I WANT TO return to a theme I have explored before: diver- sity in our discipline. To do this, I have enlisted the help of my colleague at Google,
Maggie Johnson. We are both concerned the computer science community is still not benefiting from the
diversity it could and should have. College students are more interested than
ever in studying computer science
(CS). There has been an unprecedented increase in enrollment in CS undergraduate programs over the past four
years. Harvard University’s introductory CS course—CS50—has recently
claimed the spot as the most enrolled
course on campus.a An astounding
50% of Harvey Mudd’s graduates received engineering degrees this year.b
The Taulbee Study is an annual survey
of U.S. Ph.D.-granting institutions conducted by the Computing Research Association. Table 1 from the 2014 Taulbee reportc shows the increases CS
departments are experiencing.
While the overall number of stu-
dents in CS courses continues to in-
crease, the number of women and
underrepresented minority students
who go on to complete undergraduate
degrees is, on average, not growing at
all. As noted in Table 2, recent find-
ings show that while these students
may begin a CS degree program, re-
taining them after their first year re-
mains a serious issue.d
Why is this important? The high-
tech industry is putting enormous ef-
fort into diversifying its work force.e
First, there is a social justice aspect
given the industry demand and the
high salaries associated with that de-
mand. Second, high-tech companies
recognize if they are going to create
truly accessible and broadly useful
products and services, a diverse work-
force will best create them. Third, with
the advent of an increasing amount
of software in virtually every appli-
ance ranging from cars to clocks to say
nothing of smartphones, we are going
to need every bit of system design and
programming talent we can find to
avoid collapse into a morass of incom-
patible, uncooperative, and generally
recalcitrant devices in our homes, of-
fices, cars, and on or in our persons.
Whether we like it or not, programmable devices are much more malleable
than electromechanical ones, potentially less expensive to make, and, possibly, easier to update. The Internet

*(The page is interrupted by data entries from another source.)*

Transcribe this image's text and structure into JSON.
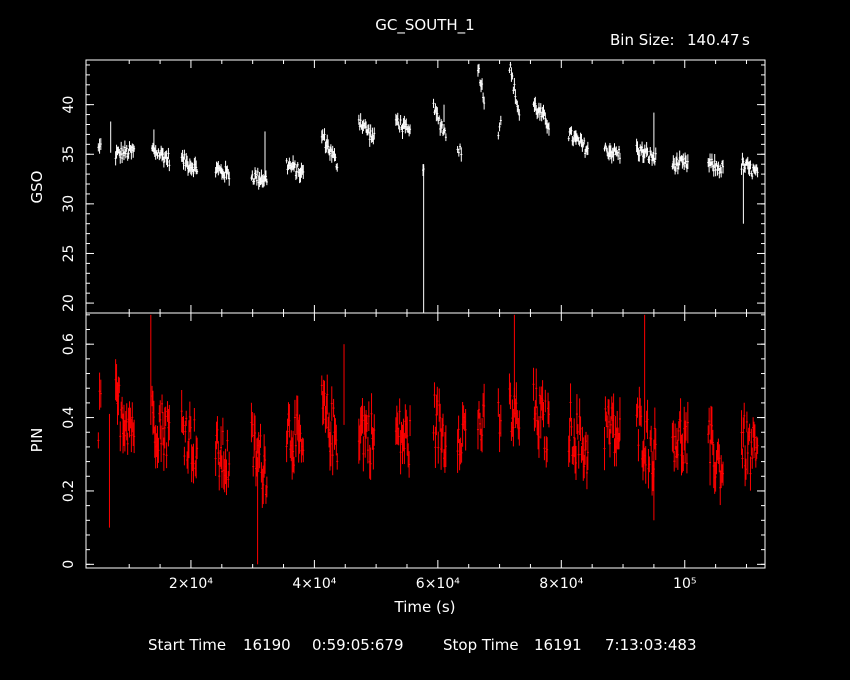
{
  "title": "GC_SOUTH_1",
  "bin_size_label": "Bin Size:",
  "bin_size_value": "140.47",
  "bin_size_unit": "s",
  "footer": {
    "start_label": "Start Time",
    "start_day": "16190",
    "start_time": "0:59:05:679",
    "stop_label": "Stop Time",
    "stop_day": "16191",
    "stop_time": "7:13:03:483"
  },
  "chart_data": [
    {
      "type": "scatter",
      "panel": "top",
      "xlabel": "Time (s)",
      "ylabel": "GSO",
      "xlim": [
        3000,
        113000
      ],
      "ylim": [
        19,
        44.5
      ],
      "yticks": [
        20,
        25,
        30,
        35,
        40
      ],
      "xticks": [
        20000,
        40000,
        60000,
        80000,
        100000
      ],
      "xtick_labels": [
        "2×10⁴",
        "4×10⁴",
        "6×10⁴",
        "8×10⁴",
        "10⁵"
      ],
      "color": "#ffffff",
      "grid": false,
      "segments": [
        {
          "x": [
            5000,
            5400
          ],
          "y": [
            35.5,
            35.8
          ]
        },
        {
          "x": [
            7800,
            10800
          ],
          "y": [
            35.0,
            35.3
          ]
        },
        {
          "x": [
            13700,
            16500
          ],
          "y": [
            35.5,
            34.5
          ]
        },
        {
          "x": [
            18500,
            21000
          ],
          "y": [
            34.5,
            33.5
          ]
        },
        {
          "x": [
            24000,
            26200
          ],
          "y": [
            33.5,
            33.0
          ]
        },
        {
          "x": [
            29800,
            32300
          ],
          "y": [
            32.8,
            32.5
          ]
        },
        {
          "x": [
            35500,
            38200
          ],
          "y": [
            34.0,
            33.0
          ]
        },
        {
          "x": [
            41200,
            43700
          ],
          "y": [
            37.0,
            34.0
          ]
        },
        {
          "x": [
            47200,
            49700
          ],
          "y": [
            38.5,
            36.5
          ]
        },
        {
          "x": [
            53200,
            55500
          ],
          "y": [
            38.5,
            37.0
          ]
        },
        {
          "x": [
            57600,
            57700
          ],
          "y": [
            34.0,
            34.0
          ]
        },
        {
          "x": [
            59300,
            61300
          ],
          "y": [
            39.5,
            37.0
          ]
        },
        {
          "x": [
            63200,
            63800
          ],
          "y": [
            36.0,
            35.0
          ]
        },
        {
          "x": [
            66500,
            67500
          ],
          "y": [
            44.0,
            40.5
          ]
        },
        {
          "x": [
            69800,
            70200
          ],
          "y": [
            37.5,
            38.5
          ]
        },
        {
          "x": [
            71600,
            73200
          ],
          "y": [
            44.0,
            39.0
          ]
        },
        {
          "x": [
            75500,
            78000
          ],
          "y": [
            40.0,
            38.0
          ]
        },
        {
          "x": [
            81200,
            84300
          ],
          "y": [
            37.0,
            35.5
          ]
        },
        {
          "x": [
            87000,
            89500
          ],
          "y": [
            35.5,
            35.0
          ]
        },
        {
          "x": [
            92200,
            95300
          ],
          "y": [
            35.5,
            34.5
          ]
        },
        {
          "x": [
            98000,
            100500
          ],
          "y": [
            34.0,
            34.0
          ]
        },
        {
          "x": [
            103800,
            106200
          ],
          "y": [
            34.0,
            33.5
          ]
        },
        {
          "x": [
            109200,
            111800
          ],
          "y": [
            34.0,
            33.0
          ]
        }
      ],
      "spikes": [
        {
          "x": 7000,
          "y": 38.3
        },
        {
          "x": 14000,
          "y": 37.5
        },
        {
          "x": 32000,
          "y": 37.3
        },
        {
          "x": 57700,
          "y": 19.0
        },
        {
          "x": 61000,
          "y": 40.0
        },
        {
          "x": 95000,
          "y": 39.2
        },
        {
          "x": 109500,
          "y": 28.0
        }
      ]
    },
    {
      "type": "scatter",
      "panel": "bottom",
      "xlabel": "Time (s)",
      "ylabel": "PIN",
      "xlim": [
        3000,
        113000
      ],
      "ylim": [
        -0.01,
        0.685
      ],
      "yticks": [
        0,
        0.2,
        0.4,
        0.6
      ],
      "ytick_labels": [
        "0",
        "0.2",
        "0.4",
        "0.6"
      ],
      "xticks": [
        20000,
        40000,
        60000,
        80000,
        100000
      ],
      "xtick_labels": [
        "2×10⁴",
        "4×10⁴",
        "6×10⁴",
        "8×10⁴",
        "10⁵"
      ],
      "color": "#ff0000",
      "grid": false,
      "segments": [
        {
          "x": [
            5000,
            5400
          ],
          "y": [
            0.38,
            0.42
          ]
        },
        {
          "x": [
            7800,
            10800
          ],
          "y": [
            0.44,
            0.38
          ]
        },
        {
          "x": [
            13700,
            16500
          ],
          "y": [
            0.4,
            0.36
          ]
        },
        {
          "x": [
            18500,
            21000
          ],
          "y": [
            0.38,
            0.32
          ]
        },
        {
          "x": [
            24000,
            26200
          ],
          "y": [
            0.3,
            0.28
          ]
        },
        {
          "x": [
            29800,
            32300
          ],
          "y": [
            0.32,
            0.26
          ]
        },
        {
          "x": [
            35500,
            38200
          ],
          "y": [
            0.38,
            0.3
          ]
        },
        {
          "x": [
            41200,
            43700
          ],
          "y": [
            0.42,
            0.34
          ]
        },
        {
          "x": [
            47200,
            49700
          ],
          "y": [
            0.38,
            0.34
          ]
        },
        {
          "x": [
            53200,
            55500
          ],
          "y": [
            0.36,
            0.33
          ]
        },
        {
          "x": [
            59300,
            61300
          ],
          "y": [
            0.4,
            0.34
          ]
        },
        {
          "x": [
            63200,
            64500
          ],
          "y": [
            0.38,
            0.36
          ]
        },
        {
          "x": [
            66500,
            67500
          ],
          "y": [
            0.4,
            0.36
          ]
        },
        {
          "x": [
            69800,
            70200
          ],
          "y": [
            0.38,
            0.4
          ]
        },
        {
          "x": [
            71600,
            73200
          ],
          "y": [
            0.42,
            0.38
          ]
        },
        {
          "x": [
            75500,
            78000
          ],
          "y": [
            0.42,
            0.36
          ]
        },
        {
          "x": [
            81200,
            84300
          ],
          "y": [
            0.38,
            0.3
          ]
        },
        {
          "x": [
            87000,
            89500
          ],
          "y": [
            0.38,
            0.34
          ]
        },
        {
          "x": [
            92200,
            95300
          ],
          "y": [
            0.38,
            0.3
          ]
        },
        {
          "x": [
            98000,
            100500
          ],
          "y": [
            0.36,
            0.32
          ]
        },
        {
          "x": [
            103800,
            106200
          ],
          "y": [
            0.32,
            0.26
          ]
        },
        {
          "x": [
            109200,
            111800
          ],
          "y": [
            0.34,
            0.28
          ]
        }
      ],
      "spikes": [
        {
          "x": 6800,
          "y": 0.1
        },
        {
          "x": 13500,
          "y": 0.68
        },
        {
          "x": 30800,
          "y": 0.0
        },
        {
          "x": 44800,
          "y": 0.6
        },
        {
          "x": 72400,
          "y": 0.68
        },
        {
          "x": 93500,
          "y": 0.68
        },
        {
          "x": 95000,
          "y": 0.12
        }
      ]
    }
  ]
}
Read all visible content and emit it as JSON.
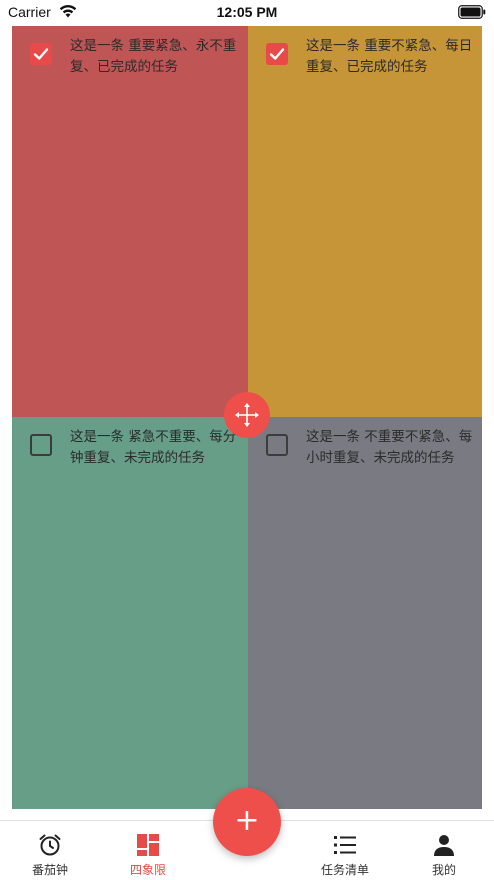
{
  "status_bar": {
    "carrier": "Carrier",
    "time": "12:05 PM"
  },
  "quadrants": [
    {
      "color": "#c05555",
      "task": {
        "text": "这是一条  重要紧急、永不重复、已完成的任务",
        "checked": true
      }
    },
    {
      "color": "#c59537",
      "task": {
        "text": "这是一条  重要不紧急、每日重复、已完成的任务",
        "checked": true
      }
    },
    {
      "color": "#679e87",
      "task": {
        "text": "这是一条  紧急不重要、每分钟重复、未完成的任务",
        "checked": false
      }
    },
    {
      "color": "#7a7a82",
      "task": {
        "text": "这是一条  不重要不紧急、每小时重复、未完成的任务",
        "checked": false
      }
    }
  ],
  "center_handle": {
    "icon": "move-arrows-icon"
  },
  "fab": {
    "label": "+",
    "icon": "plus-icon"
  },
  "tabs": [
    {
      "label": "番茄钟",
      "icon": "alarm-clock-icon",
      "active": false
    },
    {
      "label": "四象限",
      "icon": "quadrant-grid-icon",
      "active": true
    },
    {
      "label": "任务清单",
      "icon": "list-icon",
      "active": false
    },
    {
      "label": "我的",
      "icon": "person-icon",
      "active": false
    }
  ],
  "colors": {
    "accent": "#e84a4a",
    "tab_inactive": "#333333"
  }
}
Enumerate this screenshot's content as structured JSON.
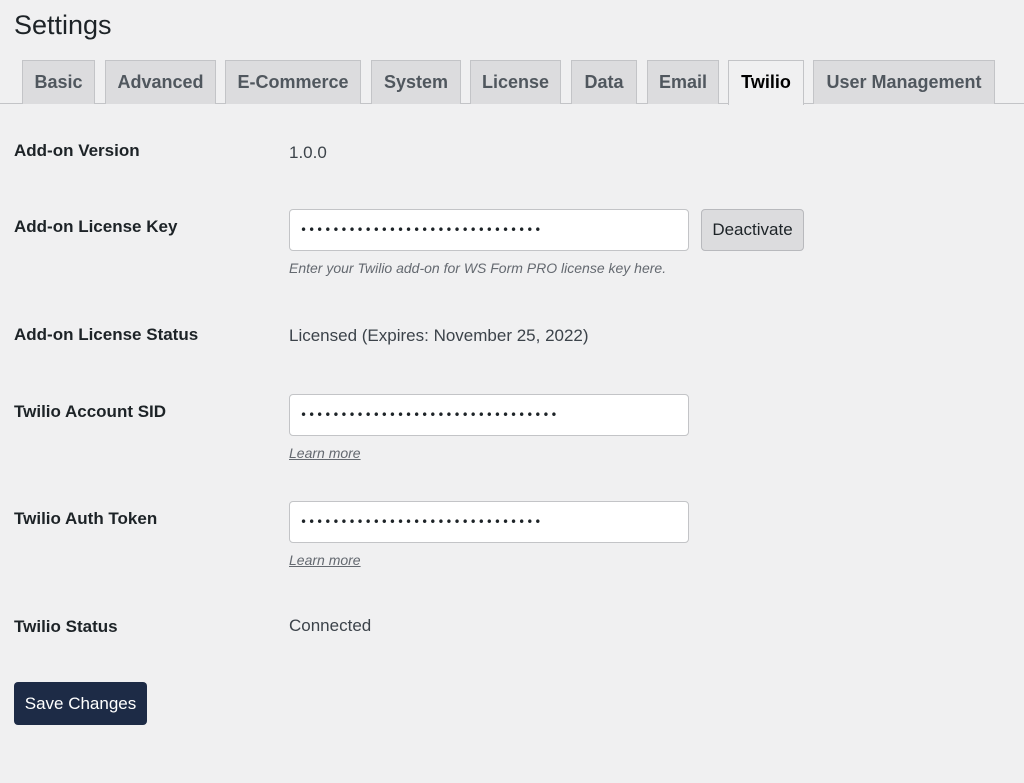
{
  "page": {
    "title": "Settings"
  },
  "tabs": [
    {
      "label": "Basic",
      "active": false
    },
    {
      "label": "Advanced",
      "active": false
    },
    {
      "label": "E-Commerce",
      "active": false
    },
    {
      "label": "System",
      "active": false
    },
    {
      "label": "License",
      "active": false
    },
    {
      "label": "Data",
      "active": false
    },
    {
      "label": "Email",
      "active": false
    },
    {
      "label": "Twilio",
      "active": true
    },
    {
      "label": "User Management",
      "active": false
    }
  ],
  "settings": {
    "addon_version": {
      "label": "Add-on Version",
      "value": "1.0.0"
    },
    "license_key": {
      "label": "Add-on License Key",
      "value": "••••••••••••••••••••••••••••••",
      "button": "Deactivate",
      "description": "Enter your Twilio add-on for WS Form PRO license key here."
    },
    "license_status": {
      "label": "Add-on License Status",
      "value": "Licensed (Expires: November 25, 2022)"
    },
    "account_sid": {
      "label": "Twilio Account SID",
      "value": "••••••••••••••••••••••••••••••••",
      "link": "Learn more"
    },
    "auth_token": {
      "label": "Twilio Auth Token",
      "value": "••••••••••••••••••••••••••••••",
      "link": "Learn more"
    },
    "twilio_status": {
      "label": "Twilio Status",
      "value": "Connected"
    }
  },
  "actions": {
    "save_label": "Save Changes"
  },
  "colors": {
    "background": "#f0f0f1",
    "primary_button": "#1d2b46",
    "tab_inactive": "#dcdcde",
    "text": "#1d2327"
  }
}
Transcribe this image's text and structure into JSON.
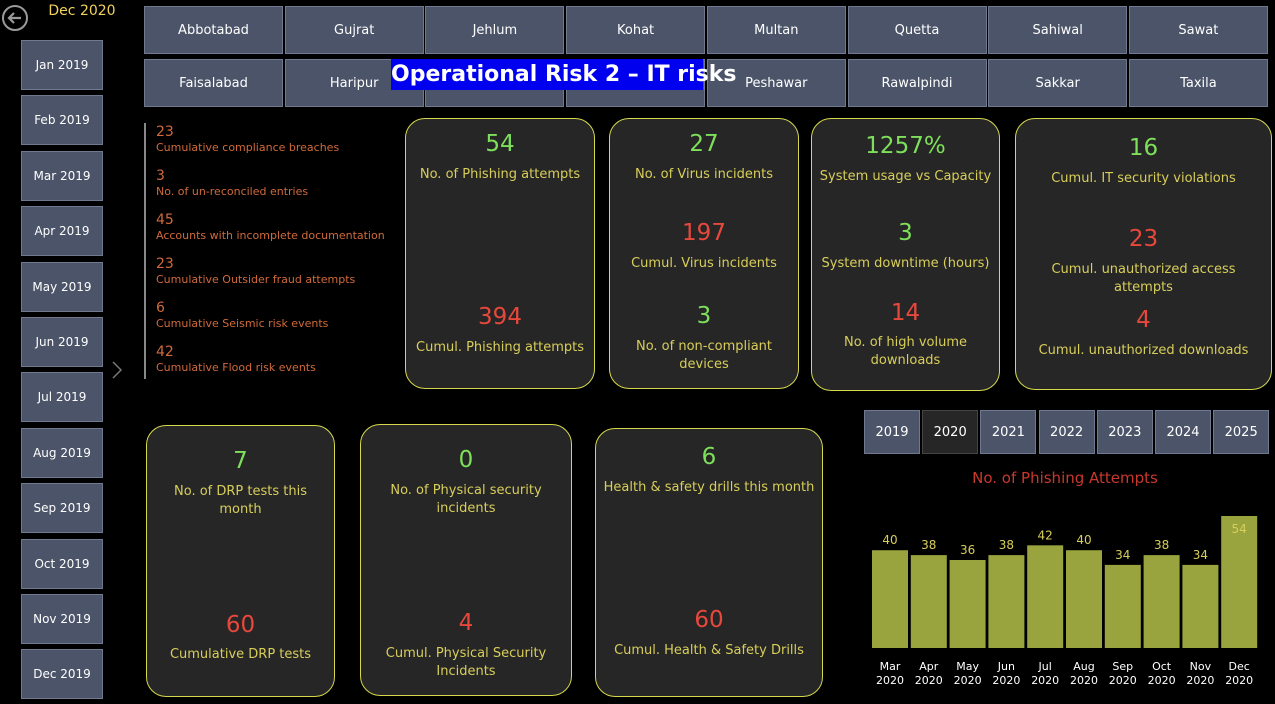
{
  "header": {
    "selected_month": "Dec 2020",
    "title": "Operational Risk 2 – IT risks"
  },
  "months": [
    "Jan 2019",
    "Feb 2019",
    "Mar 2019",
    "Apr 2019",
    "May 2019",
    "Jun 2019",
    "Jul 2019",
    "Aug 2019",
    "Sep 2019",
    "Oct 2019",
    "Nov 2019",
    "Dec 2019"
  ],
  "cities_row1": [
    "Abbotabad",
    "Gujrat",
    "Jehlum",
    "Kohat",
    "Multan",
    "Quetta",
    "Sahiwal",
    "Sawat"
  ],
  "cities_row2": [
    "Faisalabad",
    "Haripur",
    "",
    "",
    "Peshawar",
    "Rawalpindi",
    "Sakkar",
    "Taxila"
  ],
  "metrics": [
    {
      "value": "23",
      "label": "Cumulative compliance breaches"
    },
    {
      "value": "3",
      "label": "No. of un-reconciled entries"
    },
    {
      "value": "45",
      "label": "Accounts with incomplete documentation"
    },
    {
      "value": "23",
      "label": "Cumulative Outsider fraud attempts"
    },
    {
      "value": "6",
      "label": "Cumulative Seismic risk events"
    },
    {
      "value": "42",
      "label": "Cumulative Flood risk events"
    }
  ],
  "kpi": {
    "phishing": {
      "v1": "54",
      "l1": "No. of Phishing attempts",
      "v2": "394",
      "l2": "Cumul. Phishing attempts"
    },
    "virus": {
      "v1": "27",
      "l1": "No. of Virus incidents",
      "v2": "197",
      "l2": "Cumul. Virus incidents",
      "v3": "3",
      "l3": "No. of non-compliant devices"
    },
    "system": {
      "v1": "1257%",
      "l1": "System usage vs Capacity",
      "v2": "3",
      "l2": "System downtime (hours)",
      "v3": "14",
      "l3": "No. of high volume downloads"
    },
    "security": {
      "v1": "16",
      "l1": "Cumul. IT security violations",
      "v2": "23",
      "l2": "Cumul. unauthorized access attempts",
      "v3": "4",
      "l3": "Cumul. unauthorized downloads"
    },
    "drp": {
      "v1": "7",
      "l1": "No. of DRP tests this month",
      "v2": "60",
      "l2": "Cumulative DRP tests"
    },
    "physical": {
      "v1": "0",
      "l1": "No. of Physical security incidents",
      "v2": "4",
      "l2": "Cumul. Physical Security Incidents"
    },
    "health": {
      "v1": "6",
      "l1": "Health & safety drills this month",
      "v2": "60",
      "l2": "Cumul. Health & Safety Drills"
    }
  },
  "years": [
    "2019",
    "2020",
    "2021",
    "2022",
    "2023",
    "2024",
    "2025"
  ],
  "active_year": "2020",
  "chart_data": {
    "type": "bar",
    "title": "No. of Phishing Attempts",
    "categories": [
      [
        "Mar",
        "2020"
      ],
      [
        "Apr",
        "2020"
      ],
      [
        "May",
        "2020"
      ],
      [
        "Jun",
        "2020"
      ],
      [
        "Jul",
        "2020"
      ],
      [
        "Aug",
        "2020"
      ],
      [
        "Sep",
        "2020"
      ],
      [
        "Oct",
        "2020"
      ],
      [
        "Nov",
        "2020"
      ],
      [
        "Dec",
        "2020"
      ]
    ],
    "values": [
      40,
      38,
      36,
      38,
      42,
      40,
      34,
      38,
      34,
      54
    ],
    "ylim": [
      0,
      54
    ],
    "bar_color": "#9aa43e",
    "label_color": "#d8ce5a",
    "highlight_index": 9
  }
}
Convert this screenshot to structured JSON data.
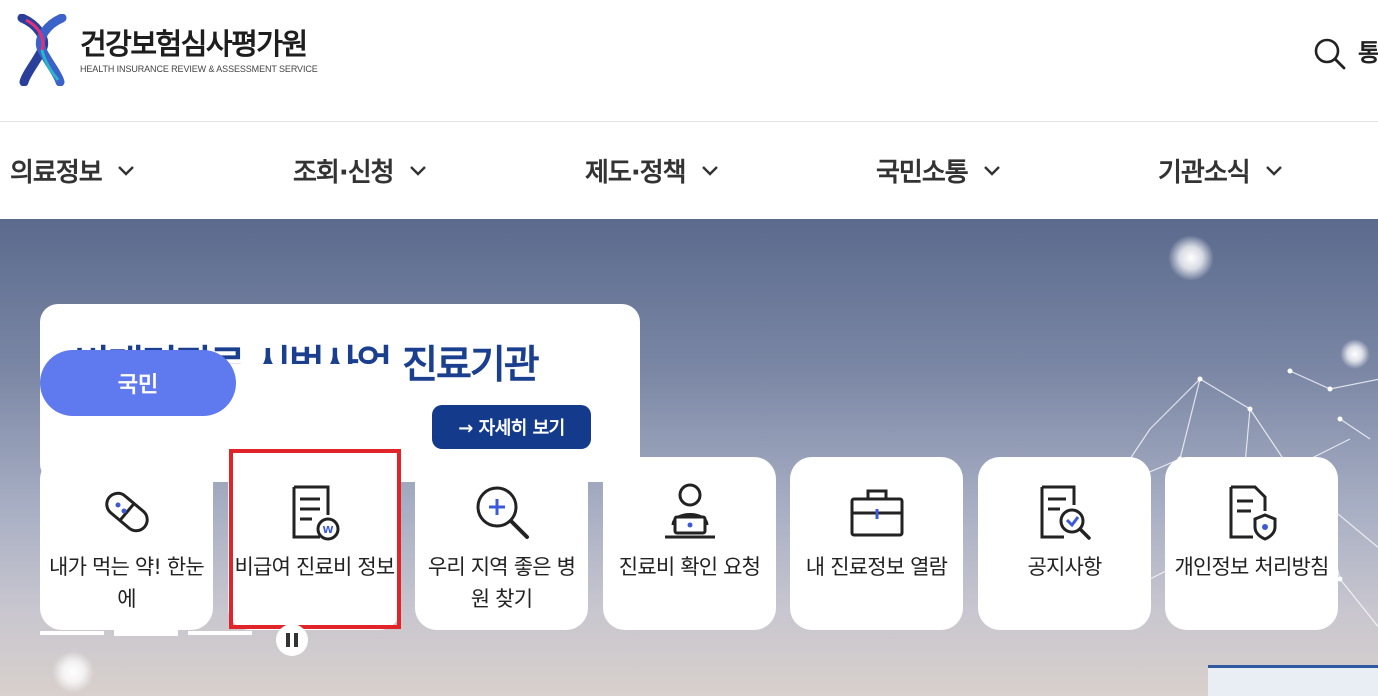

of Things is upon us and we need all
hands on deck to assure utility, reliability, safety, security, and privacy in
an increasingly online world.
What can faculty do in their own departments? There are several simple interventions that can increase student retention in CS programs. Here are some
˲ Consider student interests when
˲ Provide early and consistent feedback on assignments.
˲If you have teaching assistants,
ensure they are aware of the best practices you follow.
˲ Emphasize that intellectual capacity—like a muscle—increases with effort. (You are not born with the ability
˲ Tell students about conferences
and the benefits of attending conferences for targeted support groups.
˲Women and minority students
often believe they are not performing
well, even when their grades tell a different story. It is important to tell women and minority students they will succeed if they stay.
˲Be open and accessible to students. You may not know who needs a
sounding board, but generally letting
students know you are available can
make it easier for them to ask for help
˲ Consider helping to form student
chapters of ACM-W and IEEE.
˲ A list of constructive steps, created
by NCWIT, is here.g
Faculty can make a huge difference
in retaining our diversity students. As
leaders in the CS field, your actions
and words have a profound impact.
When we lose the interest of a signifi-
cant part of our diverse society, we
suffer irretrievably. We cannot even
calculate the opportunities we may
have lost for the CS discipline. The
next potential scientific breakthrough
or blockbuster business might have
come from someone whose interest
we failed to keep. Please join us in
highlighting this important opportu-
nity and sharing these and your own
solutions with your faculty.
Vinton G. Cerf is vice president and Chief Internet
Evangelist at Google. Maggie Johnson is Director of
Education and University Relations at Google.
Copyright held by authors.
But diversity students are leaving…
DOI: 10.1145/2898431 Vinton G. Cerf and Maggie Johnson
Table 1. CS enrollment increases reported
in 2014 Taulbee Survey.
2013 2014 change
B.S. CS Awarded 12,503 14,283 14. 2
B.S. CS Enrollments 63,098 80,324 27. 3
New B.S. CS Majors 17,207 20,351 18. 3
Table 2. CS enrollment decreases
reported in 2014 Taulbee Survey.f
Women B.S. CS Graduates 14. 2 14.0
B.S. CS Graduates
3. 8 3. 2
Hispanic B.S. CS Graduates 6.0 6. 8